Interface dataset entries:

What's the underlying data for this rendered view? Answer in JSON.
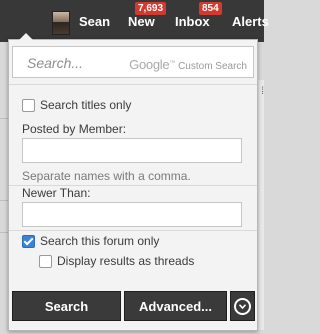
{
  "nav": {
    "user_name": "Sean",
    "new_label": "New",
    "new_count": "7,693",
    "inbox_label": "Inbox",
    "inbox_count": "854",
    "alerts_label": "Alerts"
  },
  "search": {
    "placeholder": "Search...",
    "google_brand": "Google",
    "custom_search": "Custom Search"
  },
  "options": {
    "titles_only_label": "Search titles only",
    "titles_only_checked": false,
    "posted_by_label": "Posted by Member:",
    "posted_by_value": "",
    "posted_by_hint": "Separate names with a comma.",
    "newer_than_label": "Newer Than:",
    "newer_than_value": "",
    "this_forum_label": "Search this forum only",
    "this_forum_checked": true,
    "as_threads_label": "Display results as threads",
    "as_threads_checked": false
  },
  "buttons": {
    "search_label": "Search",
    "advanced_label": "Advanced...",
    "more_icon": "chevron-down-circle-icon"
  },
  "colors": {
    "topbar": "#383838",
    "badge": "#d33a2f",
    "checkbox_checked": "#3b82d6",
    "button": "#3a3a3a"
  }
}
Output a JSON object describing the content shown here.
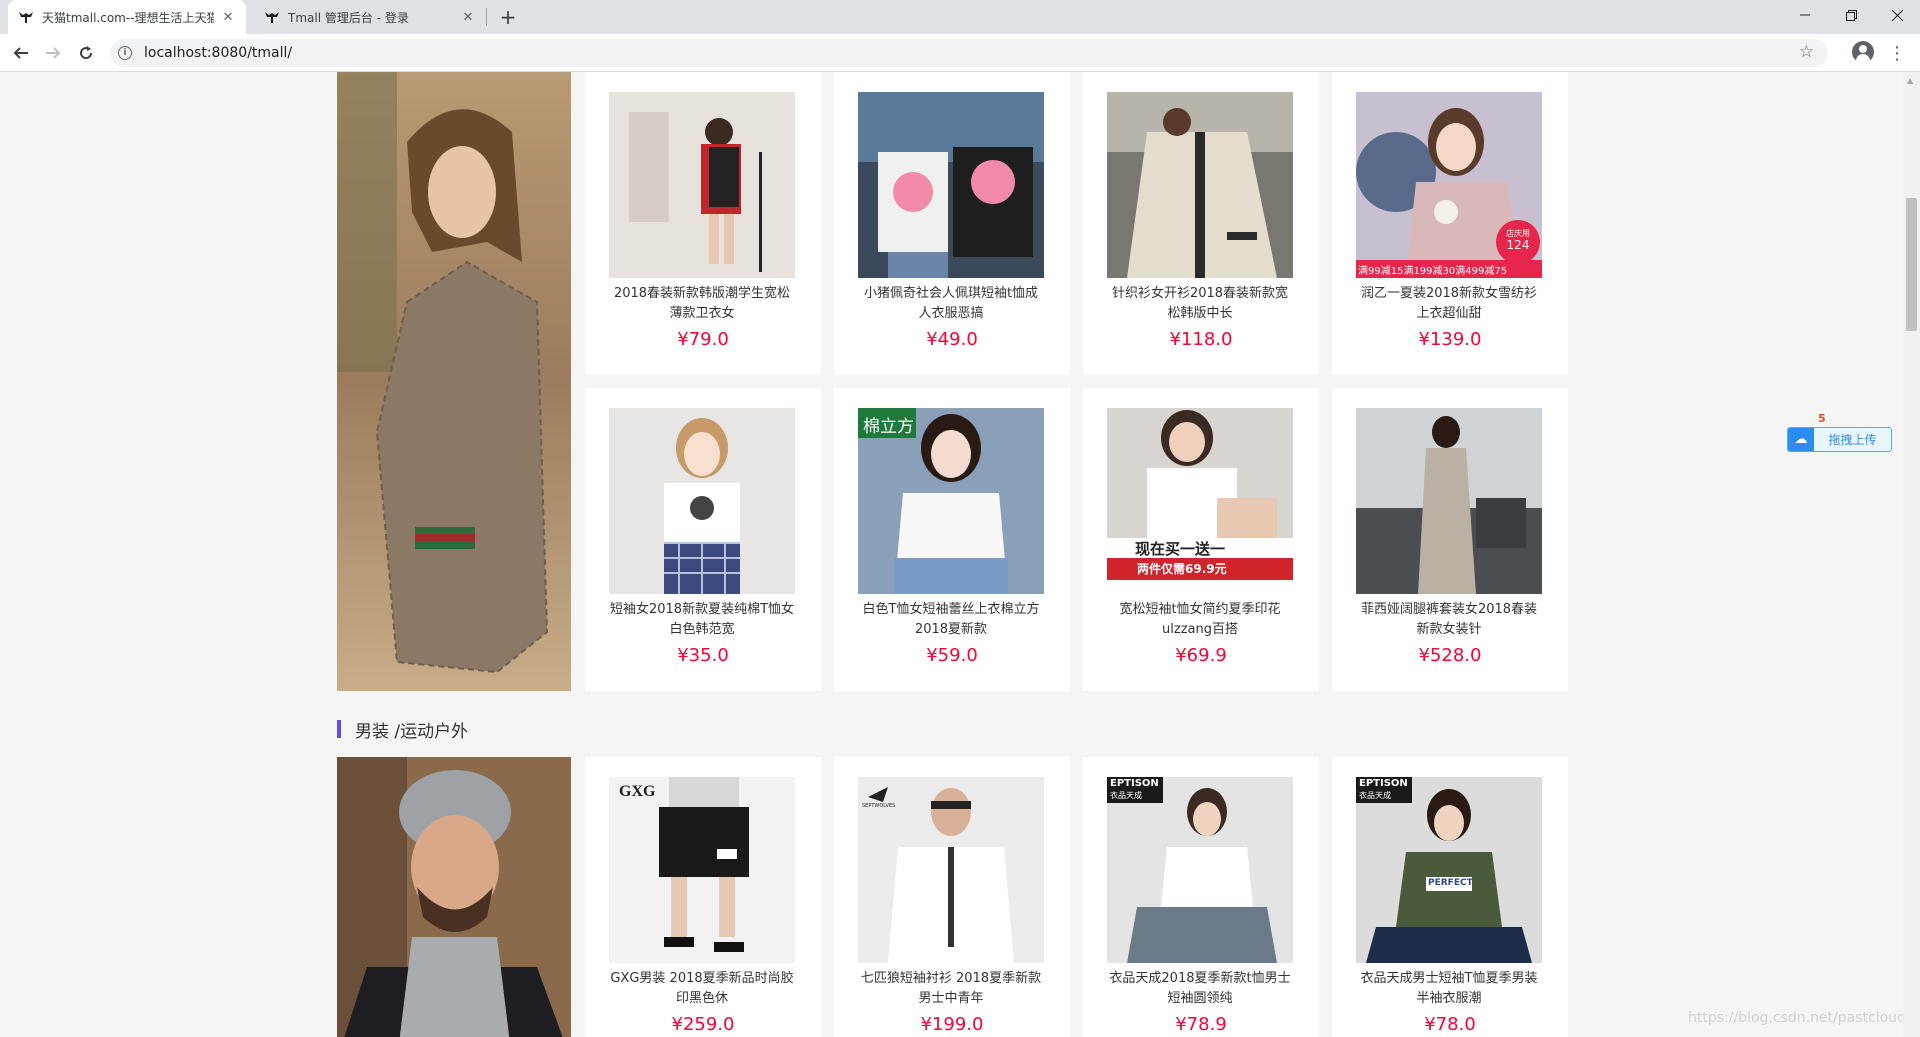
{
  "browser": {
    "tabs": [
      {
        "title": "天猫tmall.com--理想生活上天猫",
        "active": true
      },
      {
        "title": "Tmall 管理后台 - 登录",
        "active": false
      }
    ],
    "url": "localhost:8080/tmall/"
  },
  "category": {
    "title": "男装 /运动户外"
  },
  "womens_products": [
    {
      "name": "2018春装新款韩版潮学生宽松薄款卫衣女",
      "price": "¥79.0"
    },
    {
      "name": "小猪佩奇社会人佩琪短袖t恤成人衣服恶搞",
      "price": "¥49.0"
    },
    {
      "name": "针织衫女开衫2018春装新款宽松韩版中长",
      "price": "¥118.0"
    },
    {
      "name": "润乙一夏装2018新款女雪纺衫上衣超仙甜",
      "price": "¥139.0"
    },
    {
      "name": "短袖女2018新款夏装纯棉T恤女白色韩范宽",
      "price": "¥35.0"
    },
    {
      "name": "白色T恤女短袖蕾丝上衣棉立方2018夏新款",
      "price": "¥59.0"
    },
    {
      "name": "宽松短袖t恤女简约夏季印花ulzzang百搭",
      "price": "¥69.9"
    },
    {
      "name": "菲西娅阔腿裤套装女2018春装新款女装针",
      "price": "¥528.0"
    }
  ],
  "mens_products": [
    {
      "name": "GXG男装 2018夏季新品时尚胶印黑色休",
      "price": "¥259.0"
    },
    {
      "name": "七匹狼短袖衬衫 2018夏季新款男士中青年",
      "price": "¥199.0"
    },
    {
      "name": "衣品天成2018夏季新款t恤男士短袖圆领纯",
      "price": "¥78.9"
    },
    {
      "name": "衣品天成男士短袖T恤夏季男装半袖衣服潮",
      "price": "¥78.0"
    }
  ],
  "image_text": {
    "promo_strip": "满99减15满199减30满499减75",
    "promo_badge_top": "店庆用",
    "promo_badge_price": "124",
    "cotton_tag": "棉立方",
    "buy_banner": "现在买一送一",
    "buy_banner_sub": "两件仅需69.9元",
    "gxg_logo": "GXG",
    "septwolves_logo": "SEPTWOLVES",
    "eptison_logo": "EPTISON",
    "eptison_sub": "衣品天成",
    "perfect_print": "PERFECT"
  },
  "overlay": {
    "h5_label": "5",
    "upload_label": "拖拽上传",
    "watermark": "https://blog.csdn.net/pastclouds"
  },
  "colors": {
    "price": "#ff0036",
    "accent_bar": "#6347ed",
    "page_bg": "#f5f5f5"
  }
}
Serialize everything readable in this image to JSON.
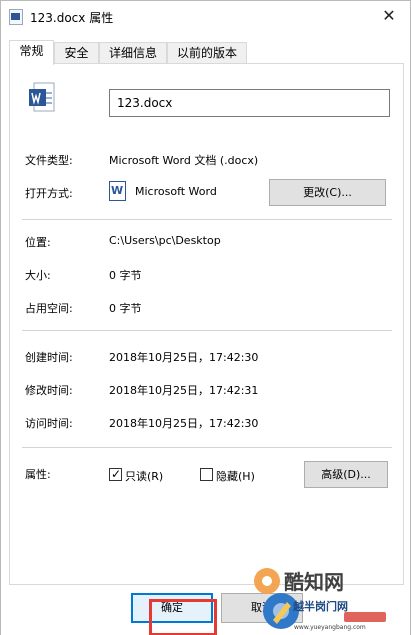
{
  "window": {
    "title": "123.docx 属性",
    "close_symbol": "✕"
  },
  "tabs": [
    {
      "label": "常规"
    },
    {
      "label": "安全"
    },
    {
      "label": "详细信息"
    },
    {
      "label": "以前的版本"
    }
  ],
  "general": {
    "file_name": "123.docx",
    "file_type_label": "文件类型:",
    "file_type_value": "Microsoft Word 文档 (.docx)",
    "open_with_label": "打开方式:",
    "open_with_icon_letter": "W",
    "open_with_value": "Microsoft Word",
    "change_button": "更改(C)...",
    "location_label": "位置:",
    "location_value": "C:\\Users\\pc\\Desktop",
    "size_label": "大小:",
    "size_value": "0 字节",
    "disk_size_label": "占用空间:",
    "disk_size_value": "0 字节",
    "created_label": "创建时间:",
    "created_value": "2018年10月25日，17:42:30",
    "modified_label": "修改时间:",
    "modified_value": "2018年10月25日，17:42:31",
    "accessed_label": "访问时间:",
    "accessed_value": "2018年10月25日，17:42:30",
    "attributes_label": "属性:",
    "readonly_label": "只读(R)",
    "hidden_label": "隐藏(H)",
    "advanced_button": "高级(D)..."
  },
  "buttons": {
    "ok_label": "确定",
    "cancel_label": "取消"
  },
  "watermark": {
    "main": "酷知网",
    "sub": "越半岗门网",
    "url": "www.yueyangbang.com"
  },
  "colors": {
    "accent": "#0078d7",
    "highlight": "#e53935",
    "word_blue": "#2b5797"
  }
}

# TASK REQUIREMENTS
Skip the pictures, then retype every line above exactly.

# EXERCISE ANSWER
What's the underlying data for this rendered view? Answer in JSON.
{
  "nav": {
    "user_name": "Sean",
    "new_label": "New",
    "new_count": "7,693",
    "inbox_label": "Inbox",
    "inbox_count": "854",
    "alerts_label": "Alerts"
  },
  "search": {
    "placeholder": "Search...",
    "google_brand": "Google",
    "custom_search": "Custom Search"
  },
  "options": {
    "titles_only_label": "Search titles only",
    "titles_only_checked": false,
    "posted_by_label": "Posted by Member:",
    "posted_by_value": "",
    "posted_by_hint": "Separate names with a comma.",
    "newer_than_label": "Newer Than:",
    "newer_than_value": "",
    "this_forum_label": "Search this forum only",
    "this_forum_checked": true,
    "as_threads_label": "Display results as threads",
    "as_threads_checked": false
  },
  "buttons": {
    "search_label": "Search",
    "advanced_label": "Advanced...",
    "more_icon": "chevron-down-circle-icon"
  },
  "colors": {
    "topbar": "#383838",
    "badge": "#d33a2f",
    "checkbox_checked": "#3b82d6",
    "button": "#3a3a3a"
  }
}
Output a JSON object describing the content shown here.
{
  "browser": {
    "tabs": [
      {
        "title": "天猫tmall.com--理想生活上天猫",
        "active": true
      },
      {
        "title": "Tmall 管理后台 - 登录",
        "active": false
      }
    ],
    "url": "localhost:8080/tmall/"
  },
  "category": {
    "title": "男装 /运动户外"
  },
  "womens_products": [
    {
      "name": "2018春装新款韩版潮学生宽松薄款卫衣女",
      "price": "¥79.0"
    },
    {
      "name": "小猪佩奇社会人佩琪短袖t恤成人衣服恶搞",
      "price": "¥49.0"
    },
    {
      "name": "针织衫女开衫2018春装新款宽松韩版中长",
      "price": "¥118.0"
    },
    {
      "name": "润乙一夏装2018新款女雪纺衫上衣超仙甜",
      "price": "¥139.0"
    },
    {
      "name": "短袖女2018新款夏装纯棉T恤女白色韩范宽",
      "price": "¥35.0"
    },
    {
      "name": "白色T恤女短袖蕾丝上衣棉立方2018夏新款",
      "price": "¥59.0"
    },
    {
      "name": "宽松短袖t恤女简约夏季印花ulzzang百搭",
      "price": "¥69.9"
    },
    {
      "name": "菲西娅阔腿裤套装女2018春装新款女装针",
      "price": "¥528.0"
    }
  ],
  "mens_products": [
    {
      "name": "GXG男装 2018夏季新品时尚胶印黑色休",
      "price": "¥259.0"
    },
    {
      "name": "七匹狼短袖衬衫 2018夏季新款男士中青年",
      "price": "¥199.0"
    },
    {
      "name": "衣品天成2018夏季新款t恤男士短袖圆领纯",
      "price": "¥78.9"
    },
    {
      "name": "衣品天成男士短袖T恤夏季男装半袖衣服潮",
      "price": "¥78.0"
    }
  ],
  "image_text": {
    "promo_strip": "满99减15满199减30满499减75",
    "promo_badge_top": "店庆用",
    "promo_badge_price": "124",
    "cotton_tag": "棉立方",
    "buy_banner": "现在买一送一",
    "buy_banner_sub": "两件仅需69.9元",
    "gxg_logo": "GXG",
    "septwolves_logo": "SEPTWOLVES",
    "eptison_logo": "EPTISON",
    "eptison_sub": "衣品天成",
    "perfect_print": "PERFECT"
  },
  "overlay": {
    "h5_label": "5",
    "upload_label": "拖拽上传",
    "watermark": "https://blog.csdn.net/pastclouds"
  },
  "colors": {
    "price": "#ff0036",
    "accent_bar": "#6347ed",
    "page_bg": "#f5f5f5"
  }
}
Serialize everything readable in this image to JSON.
{
  "window": {
    "title": "123.docx 属性",
    "close_symbol": "✕"
  },
  "tabs": [
    {
      "label": "常规"
    },
    {
      "label": "安全"
    },
    {
      "label": "详细信息"
    },
    {
      "label": "以前的版本"
    }
  ],
  "general": {
    "file_name": "123.docx",
    "file_type_label": "文件类型:",
    "file_type_value": "Microsoft Word 文档 (.docx)",
    "open_with_label": "打开方式:",
    "open_with_icon_letter": "W",
    "open_with_value": "Microsoft Word",
    "change_button": "更改(C)...",
    "location_label": "位置:",
    "location_value": "C:\\Users\\pc\\Desktop",
    "size_label": "大小:",
    "size_value": "0 字节",
    "disk_size_label": "占用空间:",
    "disk_size_value": "0 字节",
    "created_label": "创建时间:",
    "created_value": "2018年10月25日，17:42:30",
    "modified_label": "修改时间:",
    "modified_value": "2018年10月25日，17:42:31",
    "accessed_label": "访问时间:",
    "accessed_value": "2018年10月25日，17:42:30",
    "attributes_label": "属性:",
    "readonly_label": "只读(R)",
    "hidden_label": "隐藏(H)",
    "advanced_button": "高级(D)..."
  },
  "buttons": {
    "ok_label": "确定",
    "cancel_label": "取消"
  },
  "watermark": {
    "main": "酷知网",
    "sub": "越半岗门网",
    "url": "www.yueyangbang.com"
  },
  "colors": {
    "accent": "#0078d7",
    "highlight": "#e53935",
    "word_blue": "#2b5797"
  }
}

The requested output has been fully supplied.